- Effective use of the ACTIVE Network platform: Does the application take advantage of the unique functionality offered by the ACTIVE Network platform?
- Utility: Is the application compelling and/or indispensable?
- Relevancy to the theme: How well does the application help connect people with an active lifestyle?
- Originality of concept: Is the application unique and/or innovative?
My Submission – PhatActive
My submission took 3rd place in the “Developer” category. PhatActive was an app that helps you to get more excitement out of the activities you go to by competing with your friends in pre-event challenges. You can use PhatActive to get more active, get your friends active, earn some bragging rights, and have fun along the way.
I started developing it as a cross-platform app using Xamarin, but ran into some complexities around the OAuth workflows used by Azure Mobile Services. Those are certainly problems that can be resolved, but due to the constrained time frame of the hackathon, I focused instead just on Windows Phone 8. I was able to get further than I expected, but of course there is still much of the app left to implement.
I allow users to login using any of the major authentication providers (thanks to Windows Azure Mobile Services). Then, using the Activity Search API V2, I pulled back a list of upcoming events close to you. You can then pick an event to issue a challenge.
The remainder was mocked up, but the challenge page could either show you a list of “friends” from your connected social networks, or generate a “CHALLENGE CODE” that you could email to invite people from outside your social networks.
A “Challenge” in the first phase of the app is focused simply on miles “moved”. You don’t have to run, but you can’t drive. The GPS on your mobile device is polled periodically using a background task.. It compares the current position to the last know position stored in Windows Azure Mobile Services. As long as you didn’t move faster than a human can run (say 13 miles an hour) then the distance between the two points is added to your total and tracked against the goal set in the challenge.
The same process is done for all of your friends who have accepted the challenge, and you can track everybody’s status on the “track” view of the app.

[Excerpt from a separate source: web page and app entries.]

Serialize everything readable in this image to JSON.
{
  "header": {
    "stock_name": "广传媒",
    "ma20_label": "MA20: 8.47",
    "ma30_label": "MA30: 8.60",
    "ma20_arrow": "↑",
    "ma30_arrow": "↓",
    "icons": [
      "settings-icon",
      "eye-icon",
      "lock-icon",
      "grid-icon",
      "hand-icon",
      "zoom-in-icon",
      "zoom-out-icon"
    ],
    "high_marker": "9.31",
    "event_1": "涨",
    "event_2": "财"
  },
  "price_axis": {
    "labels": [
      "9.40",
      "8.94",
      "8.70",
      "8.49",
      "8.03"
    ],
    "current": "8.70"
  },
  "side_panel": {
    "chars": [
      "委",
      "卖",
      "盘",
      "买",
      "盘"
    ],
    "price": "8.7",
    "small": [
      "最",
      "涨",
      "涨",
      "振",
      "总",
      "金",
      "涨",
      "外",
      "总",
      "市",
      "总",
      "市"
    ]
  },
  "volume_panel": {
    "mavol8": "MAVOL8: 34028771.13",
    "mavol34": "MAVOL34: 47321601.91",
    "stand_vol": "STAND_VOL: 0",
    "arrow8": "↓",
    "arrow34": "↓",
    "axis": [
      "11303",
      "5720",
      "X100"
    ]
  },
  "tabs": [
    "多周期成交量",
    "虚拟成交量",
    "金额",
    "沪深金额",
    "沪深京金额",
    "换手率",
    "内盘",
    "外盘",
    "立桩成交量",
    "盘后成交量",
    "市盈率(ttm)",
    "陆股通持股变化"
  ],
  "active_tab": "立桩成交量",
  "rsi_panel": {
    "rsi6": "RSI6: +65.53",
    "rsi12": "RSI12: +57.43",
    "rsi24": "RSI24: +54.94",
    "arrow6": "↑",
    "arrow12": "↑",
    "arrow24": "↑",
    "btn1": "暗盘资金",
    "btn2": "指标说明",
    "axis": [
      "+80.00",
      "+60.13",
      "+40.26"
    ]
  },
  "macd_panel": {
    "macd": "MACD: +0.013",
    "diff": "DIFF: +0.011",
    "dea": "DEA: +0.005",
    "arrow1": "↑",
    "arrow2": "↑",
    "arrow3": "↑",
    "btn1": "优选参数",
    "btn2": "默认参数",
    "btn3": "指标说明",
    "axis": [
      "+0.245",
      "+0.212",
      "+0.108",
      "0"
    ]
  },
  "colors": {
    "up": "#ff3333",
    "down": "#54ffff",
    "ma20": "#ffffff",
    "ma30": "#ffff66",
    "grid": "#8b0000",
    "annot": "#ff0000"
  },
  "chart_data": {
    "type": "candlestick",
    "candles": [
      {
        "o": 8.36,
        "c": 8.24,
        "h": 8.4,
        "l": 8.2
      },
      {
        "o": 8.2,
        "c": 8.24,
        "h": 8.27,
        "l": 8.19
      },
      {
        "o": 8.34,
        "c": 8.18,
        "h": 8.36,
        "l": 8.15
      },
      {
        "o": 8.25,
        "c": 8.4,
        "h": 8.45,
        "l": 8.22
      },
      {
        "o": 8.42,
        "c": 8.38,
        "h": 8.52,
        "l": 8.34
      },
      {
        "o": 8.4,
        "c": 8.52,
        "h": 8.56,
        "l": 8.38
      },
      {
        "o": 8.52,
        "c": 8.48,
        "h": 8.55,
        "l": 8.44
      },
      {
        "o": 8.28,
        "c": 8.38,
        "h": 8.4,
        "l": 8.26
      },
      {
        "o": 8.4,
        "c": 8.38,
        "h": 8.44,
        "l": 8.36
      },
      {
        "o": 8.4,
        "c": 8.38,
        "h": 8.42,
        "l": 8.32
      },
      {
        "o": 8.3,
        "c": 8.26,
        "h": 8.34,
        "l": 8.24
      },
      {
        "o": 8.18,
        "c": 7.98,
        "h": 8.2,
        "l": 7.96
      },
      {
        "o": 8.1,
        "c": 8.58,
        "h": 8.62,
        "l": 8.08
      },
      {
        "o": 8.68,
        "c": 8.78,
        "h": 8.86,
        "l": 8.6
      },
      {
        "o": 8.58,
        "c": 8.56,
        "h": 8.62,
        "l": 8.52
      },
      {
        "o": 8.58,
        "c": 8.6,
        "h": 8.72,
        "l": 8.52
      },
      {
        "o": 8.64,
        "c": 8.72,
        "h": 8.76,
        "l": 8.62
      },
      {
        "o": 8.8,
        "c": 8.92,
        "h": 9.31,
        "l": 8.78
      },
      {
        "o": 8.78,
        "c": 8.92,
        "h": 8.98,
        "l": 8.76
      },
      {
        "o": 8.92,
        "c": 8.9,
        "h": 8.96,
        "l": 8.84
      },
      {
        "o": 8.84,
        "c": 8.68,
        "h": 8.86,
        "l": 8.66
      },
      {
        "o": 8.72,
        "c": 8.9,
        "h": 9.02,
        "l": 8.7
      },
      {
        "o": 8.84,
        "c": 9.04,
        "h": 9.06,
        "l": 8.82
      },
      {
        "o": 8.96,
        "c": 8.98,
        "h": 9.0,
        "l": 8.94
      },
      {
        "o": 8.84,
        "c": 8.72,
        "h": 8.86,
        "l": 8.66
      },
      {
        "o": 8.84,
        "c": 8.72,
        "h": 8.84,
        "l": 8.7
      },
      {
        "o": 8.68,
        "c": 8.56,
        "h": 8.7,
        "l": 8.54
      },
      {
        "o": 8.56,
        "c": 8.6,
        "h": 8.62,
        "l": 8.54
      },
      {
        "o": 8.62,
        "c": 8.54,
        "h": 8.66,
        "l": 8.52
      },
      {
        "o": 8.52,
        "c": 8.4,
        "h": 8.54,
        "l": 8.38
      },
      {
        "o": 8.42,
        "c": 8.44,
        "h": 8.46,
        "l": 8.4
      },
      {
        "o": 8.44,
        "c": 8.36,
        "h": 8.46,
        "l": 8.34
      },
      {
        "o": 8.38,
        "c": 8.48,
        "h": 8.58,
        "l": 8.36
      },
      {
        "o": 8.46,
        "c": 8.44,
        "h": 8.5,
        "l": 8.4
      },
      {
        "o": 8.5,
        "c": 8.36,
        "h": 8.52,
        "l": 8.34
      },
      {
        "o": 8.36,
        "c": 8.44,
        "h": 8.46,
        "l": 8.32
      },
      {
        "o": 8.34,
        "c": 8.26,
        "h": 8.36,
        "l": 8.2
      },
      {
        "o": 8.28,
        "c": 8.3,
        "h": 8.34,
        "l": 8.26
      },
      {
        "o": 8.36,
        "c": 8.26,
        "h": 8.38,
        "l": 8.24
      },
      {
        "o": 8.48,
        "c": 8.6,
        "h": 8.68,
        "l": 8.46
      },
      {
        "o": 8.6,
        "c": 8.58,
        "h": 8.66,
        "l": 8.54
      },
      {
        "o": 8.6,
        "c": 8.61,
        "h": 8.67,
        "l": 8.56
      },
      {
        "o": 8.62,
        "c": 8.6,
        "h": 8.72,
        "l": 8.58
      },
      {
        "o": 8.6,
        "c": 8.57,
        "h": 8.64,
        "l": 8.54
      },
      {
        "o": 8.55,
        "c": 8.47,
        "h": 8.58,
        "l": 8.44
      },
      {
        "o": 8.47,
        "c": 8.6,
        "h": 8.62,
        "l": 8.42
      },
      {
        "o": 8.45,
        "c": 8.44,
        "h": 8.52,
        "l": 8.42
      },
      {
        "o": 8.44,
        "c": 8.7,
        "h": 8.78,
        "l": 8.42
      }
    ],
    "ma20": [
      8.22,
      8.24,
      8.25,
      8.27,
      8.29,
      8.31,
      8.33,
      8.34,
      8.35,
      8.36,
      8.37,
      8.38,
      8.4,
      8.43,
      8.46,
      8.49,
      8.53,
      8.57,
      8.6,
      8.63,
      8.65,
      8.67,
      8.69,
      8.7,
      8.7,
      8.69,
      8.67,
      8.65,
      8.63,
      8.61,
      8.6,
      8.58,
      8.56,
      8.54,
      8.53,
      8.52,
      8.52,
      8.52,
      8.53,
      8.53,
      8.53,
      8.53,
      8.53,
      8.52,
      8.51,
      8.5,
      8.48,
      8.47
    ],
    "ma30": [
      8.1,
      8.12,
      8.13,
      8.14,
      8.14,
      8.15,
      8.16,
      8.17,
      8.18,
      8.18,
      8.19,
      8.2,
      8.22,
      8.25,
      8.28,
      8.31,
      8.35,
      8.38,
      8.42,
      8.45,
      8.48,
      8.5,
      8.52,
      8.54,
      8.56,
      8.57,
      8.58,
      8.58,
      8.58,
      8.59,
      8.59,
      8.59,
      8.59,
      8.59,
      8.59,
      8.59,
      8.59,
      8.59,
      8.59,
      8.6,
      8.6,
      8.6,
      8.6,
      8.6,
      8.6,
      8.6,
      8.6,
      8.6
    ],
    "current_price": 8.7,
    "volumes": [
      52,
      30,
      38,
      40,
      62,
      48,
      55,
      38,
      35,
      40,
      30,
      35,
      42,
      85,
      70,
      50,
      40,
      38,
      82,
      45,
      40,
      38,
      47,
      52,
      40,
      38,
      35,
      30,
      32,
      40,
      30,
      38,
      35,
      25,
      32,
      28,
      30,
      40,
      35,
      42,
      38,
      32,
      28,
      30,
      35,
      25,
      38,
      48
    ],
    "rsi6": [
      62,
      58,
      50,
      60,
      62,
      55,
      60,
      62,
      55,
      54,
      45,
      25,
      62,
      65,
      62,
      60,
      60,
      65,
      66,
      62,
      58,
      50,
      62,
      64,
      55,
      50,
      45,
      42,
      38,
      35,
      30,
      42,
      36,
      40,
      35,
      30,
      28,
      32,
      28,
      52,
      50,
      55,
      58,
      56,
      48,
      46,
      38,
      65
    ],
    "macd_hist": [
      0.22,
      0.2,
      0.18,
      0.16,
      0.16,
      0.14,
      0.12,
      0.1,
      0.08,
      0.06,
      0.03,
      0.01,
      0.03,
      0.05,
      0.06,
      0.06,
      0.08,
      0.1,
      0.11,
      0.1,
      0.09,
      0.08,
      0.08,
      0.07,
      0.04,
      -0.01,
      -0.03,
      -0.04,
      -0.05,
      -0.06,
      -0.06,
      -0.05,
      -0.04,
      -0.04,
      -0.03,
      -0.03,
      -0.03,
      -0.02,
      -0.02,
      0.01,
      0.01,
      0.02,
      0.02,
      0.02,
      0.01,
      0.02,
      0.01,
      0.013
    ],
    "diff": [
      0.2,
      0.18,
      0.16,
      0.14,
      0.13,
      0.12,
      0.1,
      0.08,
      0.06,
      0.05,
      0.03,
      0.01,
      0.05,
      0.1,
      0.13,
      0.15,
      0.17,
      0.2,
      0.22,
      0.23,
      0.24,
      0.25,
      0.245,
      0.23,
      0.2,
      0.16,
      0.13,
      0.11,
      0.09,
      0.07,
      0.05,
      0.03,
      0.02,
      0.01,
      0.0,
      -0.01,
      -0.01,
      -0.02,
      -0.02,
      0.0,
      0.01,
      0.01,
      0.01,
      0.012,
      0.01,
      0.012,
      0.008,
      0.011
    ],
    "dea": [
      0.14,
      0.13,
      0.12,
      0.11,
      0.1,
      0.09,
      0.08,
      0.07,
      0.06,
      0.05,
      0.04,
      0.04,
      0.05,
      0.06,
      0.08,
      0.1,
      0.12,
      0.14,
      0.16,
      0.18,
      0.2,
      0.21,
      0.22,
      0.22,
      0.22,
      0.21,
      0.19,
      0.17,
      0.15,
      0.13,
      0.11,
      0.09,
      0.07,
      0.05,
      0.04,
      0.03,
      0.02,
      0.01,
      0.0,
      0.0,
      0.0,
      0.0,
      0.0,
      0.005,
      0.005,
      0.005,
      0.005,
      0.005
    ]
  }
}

I had some additional features I wanted to add if I had time
During a challenge, you could create a “side-bet” with another person in the challenge. You could bet them a certain number of miles that they couldn’t complete a shorter, more intense (say 10 miles in two day) side challenge. If you accomplish the side bet, and they don’t, you win the “miles” you bet, and they lose the same number of miles.
Badges could be earned by users of the apps at a variety of milestones:
- Creating a challenge
- Accepting a challenge
- Completing a challenge
- Winning a challenge
I was a little too ambitious for a 24 hour hackathon and being a single member team. I spent a number of hours trying to resolve the authentication issues for a cross-platform app. Eventually, I stopped and focused just on Windows Phone 8. I should have started with just Windows Phone at first, and expanded the project if I had time.
A common problem of mine is that I’m very visual. I spent a lot of time on the visual aspects of my app (logo, layout, etc.) and because of that I wasn’t able to get as far on the functionality as I would have liked. However, I have a hunch that the look and feel of my presentation is what helped me place 3rd. So, that’s a trade off, and I tell participants that all the time. NOBODY’s app will be 100% complete. Make your story compelling and tell it well, show what does work, and be honest about what doesn’t.
I chose to use screen shots rather than a live demo. That still kind of eats at me, I wish I had demoed the app running in the emulator. The benefit of the screenshots in the slide deck is that I knew there wouldn’t be any demo gremlins or faulty internet connections jumping in a breaking my demo. That happened to a number of other presenters. The downside is that people wonder if anything really worked at all, or if it was all just smoke and mirrors.
If it isn’t obvious yet, I had a fantastic time, met a ton of great people, and learned a lot. The HACKTIVE team from Active.com and all the partners and sponsors did an outstanding job putting this event together! I’m looking forward to the next one!